### What needs to be done
Within the entries below, find every line that has the string "icon", then copy it.

### Source information
━━━━━━━━━━━━━━━━━━━━

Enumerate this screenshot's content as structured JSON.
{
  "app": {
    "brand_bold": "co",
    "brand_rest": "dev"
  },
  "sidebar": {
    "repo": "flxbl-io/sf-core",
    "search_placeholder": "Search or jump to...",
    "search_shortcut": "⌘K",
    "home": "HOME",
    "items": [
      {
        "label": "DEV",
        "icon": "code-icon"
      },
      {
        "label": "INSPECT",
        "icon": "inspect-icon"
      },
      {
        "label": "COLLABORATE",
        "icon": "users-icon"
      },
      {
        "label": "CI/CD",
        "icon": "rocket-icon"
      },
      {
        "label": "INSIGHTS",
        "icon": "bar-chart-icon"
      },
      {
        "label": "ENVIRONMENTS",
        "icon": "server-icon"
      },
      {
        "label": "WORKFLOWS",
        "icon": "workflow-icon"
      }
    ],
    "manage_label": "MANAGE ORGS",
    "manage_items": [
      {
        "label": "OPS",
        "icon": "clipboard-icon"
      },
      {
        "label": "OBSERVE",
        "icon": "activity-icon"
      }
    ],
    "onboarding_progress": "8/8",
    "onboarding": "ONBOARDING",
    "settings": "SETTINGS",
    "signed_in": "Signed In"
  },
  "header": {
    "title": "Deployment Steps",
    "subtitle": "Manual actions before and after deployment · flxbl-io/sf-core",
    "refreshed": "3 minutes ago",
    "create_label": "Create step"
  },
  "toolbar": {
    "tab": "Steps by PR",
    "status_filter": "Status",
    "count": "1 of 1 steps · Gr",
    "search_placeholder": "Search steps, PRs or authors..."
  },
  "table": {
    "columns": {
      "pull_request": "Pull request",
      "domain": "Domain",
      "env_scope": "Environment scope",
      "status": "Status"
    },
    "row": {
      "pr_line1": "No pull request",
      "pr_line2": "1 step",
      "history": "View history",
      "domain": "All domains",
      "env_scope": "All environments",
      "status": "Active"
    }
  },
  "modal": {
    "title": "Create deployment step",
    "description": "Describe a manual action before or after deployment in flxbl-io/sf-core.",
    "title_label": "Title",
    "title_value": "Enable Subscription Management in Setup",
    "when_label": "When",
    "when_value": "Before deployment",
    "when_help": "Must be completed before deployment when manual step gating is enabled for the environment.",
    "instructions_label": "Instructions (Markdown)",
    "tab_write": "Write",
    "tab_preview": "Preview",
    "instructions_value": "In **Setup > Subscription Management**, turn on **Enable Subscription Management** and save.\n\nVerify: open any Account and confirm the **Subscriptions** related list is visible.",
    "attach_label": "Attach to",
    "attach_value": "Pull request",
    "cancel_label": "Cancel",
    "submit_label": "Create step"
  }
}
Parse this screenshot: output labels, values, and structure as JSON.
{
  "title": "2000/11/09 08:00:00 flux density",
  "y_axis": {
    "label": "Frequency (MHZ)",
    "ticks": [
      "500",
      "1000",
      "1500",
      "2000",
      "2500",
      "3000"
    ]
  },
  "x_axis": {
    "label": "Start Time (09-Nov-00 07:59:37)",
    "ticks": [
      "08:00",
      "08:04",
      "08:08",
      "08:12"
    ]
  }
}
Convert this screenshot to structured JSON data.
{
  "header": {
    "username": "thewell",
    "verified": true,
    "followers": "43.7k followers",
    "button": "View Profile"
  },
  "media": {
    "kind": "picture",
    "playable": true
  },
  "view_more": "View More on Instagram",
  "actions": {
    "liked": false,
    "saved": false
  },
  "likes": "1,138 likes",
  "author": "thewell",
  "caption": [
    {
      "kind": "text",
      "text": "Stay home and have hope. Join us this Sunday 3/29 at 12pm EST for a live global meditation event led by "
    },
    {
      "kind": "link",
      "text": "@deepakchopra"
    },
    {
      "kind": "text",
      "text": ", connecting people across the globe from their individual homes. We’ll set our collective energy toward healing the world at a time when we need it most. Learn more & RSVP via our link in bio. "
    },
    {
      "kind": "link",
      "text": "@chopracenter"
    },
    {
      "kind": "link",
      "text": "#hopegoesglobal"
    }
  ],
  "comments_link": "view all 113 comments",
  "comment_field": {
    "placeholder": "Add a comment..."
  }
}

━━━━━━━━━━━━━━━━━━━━

### Answer space
        "icon": "code-icon"
        "icon": "inspect-icon"
        "icon": "users-icon"
        "icon": "rocket-icon"
        "icon": "bar-chart-icon"
        "icon": "server-icon"
        "icon": "workflow-icon"
        "icon": "clipboard-icon"
        "icon": "activity-icon"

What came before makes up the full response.